## AIM OF THE TASK
Look through the entries below and show every line containing the word "White".

[Web page and app entries]

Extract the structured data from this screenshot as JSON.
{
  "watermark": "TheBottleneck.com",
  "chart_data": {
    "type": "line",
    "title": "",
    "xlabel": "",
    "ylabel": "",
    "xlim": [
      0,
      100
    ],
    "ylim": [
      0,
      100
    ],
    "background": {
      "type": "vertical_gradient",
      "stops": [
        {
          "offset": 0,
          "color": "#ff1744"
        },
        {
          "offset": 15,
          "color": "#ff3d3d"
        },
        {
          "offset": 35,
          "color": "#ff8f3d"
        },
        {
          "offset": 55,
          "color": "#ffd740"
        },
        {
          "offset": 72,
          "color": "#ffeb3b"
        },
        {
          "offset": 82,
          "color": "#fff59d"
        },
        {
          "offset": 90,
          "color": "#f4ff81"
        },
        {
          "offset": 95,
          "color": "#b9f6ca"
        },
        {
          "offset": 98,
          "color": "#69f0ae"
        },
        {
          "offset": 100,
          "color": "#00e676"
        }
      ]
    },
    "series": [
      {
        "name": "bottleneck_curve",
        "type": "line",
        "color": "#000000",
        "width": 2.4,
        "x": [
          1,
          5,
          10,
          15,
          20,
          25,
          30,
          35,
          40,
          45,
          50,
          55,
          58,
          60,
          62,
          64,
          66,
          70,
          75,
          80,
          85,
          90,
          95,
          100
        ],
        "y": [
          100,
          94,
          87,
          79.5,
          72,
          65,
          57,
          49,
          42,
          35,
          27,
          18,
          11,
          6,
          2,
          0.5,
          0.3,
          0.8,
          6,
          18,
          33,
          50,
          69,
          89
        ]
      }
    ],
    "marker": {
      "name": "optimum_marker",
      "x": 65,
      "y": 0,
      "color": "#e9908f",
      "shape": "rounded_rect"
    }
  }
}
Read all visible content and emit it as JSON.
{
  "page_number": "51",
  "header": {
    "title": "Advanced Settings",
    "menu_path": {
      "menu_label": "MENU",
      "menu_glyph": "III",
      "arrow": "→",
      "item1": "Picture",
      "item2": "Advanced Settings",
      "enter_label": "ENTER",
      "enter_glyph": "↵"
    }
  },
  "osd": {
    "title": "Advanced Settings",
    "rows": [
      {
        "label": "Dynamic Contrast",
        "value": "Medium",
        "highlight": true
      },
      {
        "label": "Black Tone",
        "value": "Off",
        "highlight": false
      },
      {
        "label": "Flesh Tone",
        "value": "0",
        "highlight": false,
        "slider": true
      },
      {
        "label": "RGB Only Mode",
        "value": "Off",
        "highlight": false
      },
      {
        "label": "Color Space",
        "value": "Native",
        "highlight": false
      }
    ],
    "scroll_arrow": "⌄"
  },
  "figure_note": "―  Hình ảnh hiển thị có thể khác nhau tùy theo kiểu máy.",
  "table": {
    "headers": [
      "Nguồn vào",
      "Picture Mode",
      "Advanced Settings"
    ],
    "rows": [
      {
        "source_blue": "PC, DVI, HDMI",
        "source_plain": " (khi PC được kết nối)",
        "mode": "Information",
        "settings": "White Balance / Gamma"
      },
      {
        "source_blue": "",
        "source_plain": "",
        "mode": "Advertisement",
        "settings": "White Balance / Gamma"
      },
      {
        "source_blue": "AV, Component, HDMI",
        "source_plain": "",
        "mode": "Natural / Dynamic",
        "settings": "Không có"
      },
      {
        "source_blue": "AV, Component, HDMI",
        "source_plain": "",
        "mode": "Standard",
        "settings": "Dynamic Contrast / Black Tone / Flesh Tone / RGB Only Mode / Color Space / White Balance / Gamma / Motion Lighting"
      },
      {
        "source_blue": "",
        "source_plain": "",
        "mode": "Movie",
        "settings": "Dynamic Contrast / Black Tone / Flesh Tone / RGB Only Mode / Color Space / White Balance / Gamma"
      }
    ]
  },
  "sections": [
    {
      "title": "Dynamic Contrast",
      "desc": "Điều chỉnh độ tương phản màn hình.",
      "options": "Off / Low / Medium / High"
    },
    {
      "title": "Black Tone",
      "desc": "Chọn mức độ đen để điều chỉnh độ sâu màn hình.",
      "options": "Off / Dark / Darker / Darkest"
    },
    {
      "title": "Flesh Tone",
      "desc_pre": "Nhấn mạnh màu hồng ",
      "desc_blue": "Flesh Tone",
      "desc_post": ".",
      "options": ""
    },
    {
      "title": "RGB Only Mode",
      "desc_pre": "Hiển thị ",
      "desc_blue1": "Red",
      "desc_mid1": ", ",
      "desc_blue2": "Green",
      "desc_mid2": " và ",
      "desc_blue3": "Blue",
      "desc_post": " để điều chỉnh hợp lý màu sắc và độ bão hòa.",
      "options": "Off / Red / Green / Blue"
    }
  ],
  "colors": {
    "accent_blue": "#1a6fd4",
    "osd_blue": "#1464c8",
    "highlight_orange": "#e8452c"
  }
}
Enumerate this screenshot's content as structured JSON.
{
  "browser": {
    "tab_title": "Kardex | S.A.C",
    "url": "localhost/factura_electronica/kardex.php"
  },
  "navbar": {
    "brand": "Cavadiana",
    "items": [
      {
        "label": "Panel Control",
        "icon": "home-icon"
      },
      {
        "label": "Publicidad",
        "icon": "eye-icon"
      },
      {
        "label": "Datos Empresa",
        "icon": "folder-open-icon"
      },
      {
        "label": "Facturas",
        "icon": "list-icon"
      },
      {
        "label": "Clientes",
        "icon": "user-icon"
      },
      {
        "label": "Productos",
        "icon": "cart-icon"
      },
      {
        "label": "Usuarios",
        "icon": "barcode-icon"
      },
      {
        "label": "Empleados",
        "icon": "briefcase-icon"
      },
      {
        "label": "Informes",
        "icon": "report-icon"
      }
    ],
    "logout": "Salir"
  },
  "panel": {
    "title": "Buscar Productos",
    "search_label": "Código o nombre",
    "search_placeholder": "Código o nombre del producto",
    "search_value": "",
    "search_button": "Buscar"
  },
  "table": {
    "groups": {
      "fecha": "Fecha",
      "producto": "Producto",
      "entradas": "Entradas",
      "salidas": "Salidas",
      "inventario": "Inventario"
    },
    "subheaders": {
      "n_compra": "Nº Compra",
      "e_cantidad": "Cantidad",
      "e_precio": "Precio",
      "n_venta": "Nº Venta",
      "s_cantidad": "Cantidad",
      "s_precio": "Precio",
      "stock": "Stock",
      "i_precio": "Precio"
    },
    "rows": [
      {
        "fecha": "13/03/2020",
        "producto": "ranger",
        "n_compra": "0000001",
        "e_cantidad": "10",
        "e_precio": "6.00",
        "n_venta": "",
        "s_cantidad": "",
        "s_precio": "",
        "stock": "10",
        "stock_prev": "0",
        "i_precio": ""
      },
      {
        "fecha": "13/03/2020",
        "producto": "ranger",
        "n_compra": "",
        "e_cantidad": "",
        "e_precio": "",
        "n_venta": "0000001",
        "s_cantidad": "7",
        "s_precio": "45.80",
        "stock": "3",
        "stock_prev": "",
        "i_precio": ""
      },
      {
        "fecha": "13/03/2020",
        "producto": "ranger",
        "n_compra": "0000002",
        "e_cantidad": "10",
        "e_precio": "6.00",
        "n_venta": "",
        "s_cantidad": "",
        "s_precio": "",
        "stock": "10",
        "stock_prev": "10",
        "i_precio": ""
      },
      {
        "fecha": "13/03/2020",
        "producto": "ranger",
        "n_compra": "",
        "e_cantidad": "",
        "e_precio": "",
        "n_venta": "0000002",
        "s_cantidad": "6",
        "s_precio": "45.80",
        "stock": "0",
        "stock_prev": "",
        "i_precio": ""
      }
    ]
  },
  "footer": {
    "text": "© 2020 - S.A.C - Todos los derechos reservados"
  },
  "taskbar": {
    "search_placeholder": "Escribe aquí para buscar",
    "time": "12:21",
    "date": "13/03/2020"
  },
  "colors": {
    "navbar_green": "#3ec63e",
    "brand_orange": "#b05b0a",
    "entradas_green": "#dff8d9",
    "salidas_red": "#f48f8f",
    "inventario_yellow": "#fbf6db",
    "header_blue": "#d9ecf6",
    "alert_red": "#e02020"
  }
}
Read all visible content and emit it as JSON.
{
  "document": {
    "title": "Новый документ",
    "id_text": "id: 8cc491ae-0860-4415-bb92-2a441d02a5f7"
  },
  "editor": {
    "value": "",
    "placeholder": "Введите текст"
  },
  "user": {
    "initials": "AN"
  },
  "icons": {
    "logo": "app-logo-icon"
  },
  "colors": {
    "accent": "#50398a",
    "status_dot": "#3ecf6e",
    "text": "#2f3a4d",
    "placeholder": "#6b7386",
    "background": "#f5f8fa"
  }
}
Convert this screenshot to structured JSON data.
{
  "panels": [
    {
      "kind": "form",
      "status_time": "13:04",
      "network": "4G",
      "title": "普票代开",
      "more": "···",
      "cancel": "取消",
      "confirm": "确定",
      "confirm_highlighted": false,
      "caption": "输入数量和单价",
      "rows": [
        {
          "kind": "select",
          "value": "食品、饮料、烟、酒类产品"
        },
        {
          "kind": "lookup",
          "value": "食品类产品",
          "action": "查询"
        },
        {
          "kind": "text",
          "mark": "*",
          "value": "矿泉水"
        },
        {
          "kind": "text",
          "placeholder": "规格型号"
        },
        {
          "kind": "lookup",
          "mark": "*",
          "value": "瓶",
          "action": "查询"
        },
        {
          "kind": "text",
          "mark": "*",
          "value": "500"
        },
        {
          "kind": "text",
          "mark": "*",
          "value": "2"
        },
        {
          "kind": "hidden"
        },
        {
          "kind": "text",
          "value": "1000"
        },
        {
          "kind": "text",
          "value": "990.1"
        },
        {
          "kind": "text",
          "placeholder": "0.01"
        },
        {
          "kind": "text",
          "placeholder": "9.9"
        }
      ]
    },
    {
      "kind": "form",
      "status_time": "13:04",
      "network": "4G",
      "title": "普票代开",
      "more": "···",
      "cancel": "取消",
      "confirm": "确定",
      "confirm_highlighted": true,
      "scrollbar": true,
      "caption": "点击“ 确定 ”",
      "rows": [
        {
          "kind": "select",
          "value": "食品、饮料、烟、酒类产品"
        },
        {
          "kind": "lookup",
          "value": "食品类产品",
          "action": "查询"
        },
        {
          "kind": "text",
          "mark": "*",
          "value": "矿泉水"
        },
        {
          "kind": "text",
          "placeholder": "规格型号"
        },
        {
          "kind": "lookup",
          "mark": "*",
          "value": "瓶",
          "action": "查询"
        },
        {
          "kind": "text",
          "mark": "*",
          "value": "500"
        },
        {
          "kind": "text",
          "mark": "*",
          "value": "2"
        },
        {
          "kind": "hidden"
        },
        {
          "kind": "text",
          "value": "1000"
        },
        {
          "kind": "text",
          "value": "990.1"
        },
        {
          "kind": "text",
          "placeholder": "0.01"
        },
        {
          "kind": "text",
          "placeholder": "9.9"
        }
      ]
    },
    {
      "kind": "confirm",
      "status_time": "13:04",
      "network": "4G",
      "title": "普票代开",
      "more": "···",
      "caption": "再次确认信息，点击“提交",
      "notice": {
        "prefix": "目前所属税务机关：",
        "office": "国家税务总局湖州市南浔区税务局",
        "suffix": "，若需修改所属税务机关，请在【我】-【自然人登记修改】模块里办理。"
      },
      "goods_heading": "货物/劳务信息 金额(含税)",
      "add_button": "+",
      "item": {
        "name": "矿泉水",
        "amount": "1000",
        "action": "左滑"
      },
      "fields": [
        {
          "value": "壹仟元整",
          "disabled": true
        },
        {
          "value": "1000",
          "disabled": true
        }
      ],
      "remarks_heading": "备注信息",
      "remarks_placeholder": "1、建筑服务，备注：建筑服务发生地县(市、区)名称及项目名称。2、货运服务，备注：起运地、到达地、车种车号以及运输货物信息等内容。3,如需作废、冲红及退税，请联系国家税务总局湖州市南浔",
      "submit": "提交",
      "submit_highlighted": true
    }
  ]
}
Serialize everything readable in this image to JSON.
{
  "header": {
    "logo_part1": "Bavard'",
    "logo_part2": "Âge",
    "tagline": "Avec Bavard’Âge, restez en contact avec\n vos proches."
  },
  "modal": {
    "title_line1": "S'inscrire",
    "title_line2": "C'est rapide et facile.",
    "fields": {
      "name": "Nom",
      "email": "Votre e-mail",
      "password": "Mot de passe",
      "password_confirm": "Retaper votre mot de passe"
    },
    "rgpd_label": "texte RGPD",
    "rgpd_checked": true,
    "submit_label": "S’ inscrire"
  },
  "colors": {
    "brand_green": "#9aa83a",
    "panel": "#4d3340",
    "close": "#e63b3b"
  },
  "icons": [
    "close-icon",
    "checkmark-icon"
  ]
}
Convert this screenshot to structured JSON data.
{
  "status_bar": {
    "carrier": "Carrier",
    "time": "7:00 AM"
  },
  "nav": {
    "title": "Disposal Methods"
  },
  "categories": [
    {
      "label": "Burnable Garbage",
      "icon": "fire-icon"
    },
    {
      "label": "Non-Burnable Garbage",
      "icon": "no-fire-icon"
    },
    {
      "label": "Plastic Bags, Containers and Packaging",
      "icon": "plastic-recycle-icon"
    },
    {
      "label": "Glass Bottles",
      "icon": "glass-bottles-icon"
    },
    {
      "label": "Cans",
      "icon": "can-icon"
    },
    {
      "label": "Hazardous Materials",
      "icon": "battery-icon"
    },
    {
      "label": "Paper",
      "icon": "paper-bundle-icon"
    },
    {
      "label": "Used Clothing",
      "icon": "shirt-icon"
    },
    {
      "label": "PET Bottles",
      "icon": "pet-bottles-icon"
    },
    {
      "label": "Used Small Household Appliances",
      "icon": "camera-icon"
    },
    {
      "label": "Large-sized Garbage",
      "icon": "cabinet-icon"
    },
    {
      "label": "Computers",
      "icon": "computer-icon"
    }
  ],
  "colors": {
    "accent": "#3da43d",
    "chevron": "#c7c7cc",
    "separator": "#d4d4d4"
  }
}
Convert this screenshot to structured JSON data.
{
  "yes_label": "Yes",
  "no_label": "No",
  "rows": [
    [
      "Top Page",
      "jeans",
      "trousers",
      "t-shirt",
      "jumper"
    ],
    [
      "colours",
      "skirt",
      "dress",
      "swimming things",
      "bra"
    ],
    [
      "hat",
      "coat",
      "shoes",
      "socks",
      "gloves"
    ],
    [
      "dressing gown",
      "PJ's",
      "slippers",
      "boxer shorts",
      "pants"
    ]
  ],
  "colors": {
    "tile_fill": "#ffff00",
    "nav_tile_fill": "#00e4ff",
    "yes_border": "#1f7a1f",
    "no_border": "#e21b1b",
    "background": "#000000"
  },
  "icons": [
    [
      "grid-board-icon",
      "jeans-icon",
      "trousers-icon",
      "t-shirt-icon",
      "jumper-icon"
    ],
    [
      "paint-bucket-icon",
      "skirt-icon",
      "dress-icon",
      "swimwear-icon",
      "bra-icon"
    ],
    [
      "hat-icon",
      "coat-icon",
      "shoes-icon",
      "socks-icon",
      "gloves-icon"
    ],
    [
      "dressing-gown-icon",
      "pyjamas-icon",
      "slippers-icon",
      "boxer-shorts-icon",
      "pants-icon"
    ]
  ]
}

## YOUR RESPONSE
        "settings": "White Balance / Gamma"
        "settings": "White Balance / Gamma"
        "settings": "Dynamic Contrast / Black Tone / Flesh Tone / RGB Only Mode / Color Space / White Balance / Gamma / Motion Lighting"
        "settings": "Dynamic Contrast / Black Tone / Flesh Tone / RGB Only Mode / Color Space / White Balance / Gamma"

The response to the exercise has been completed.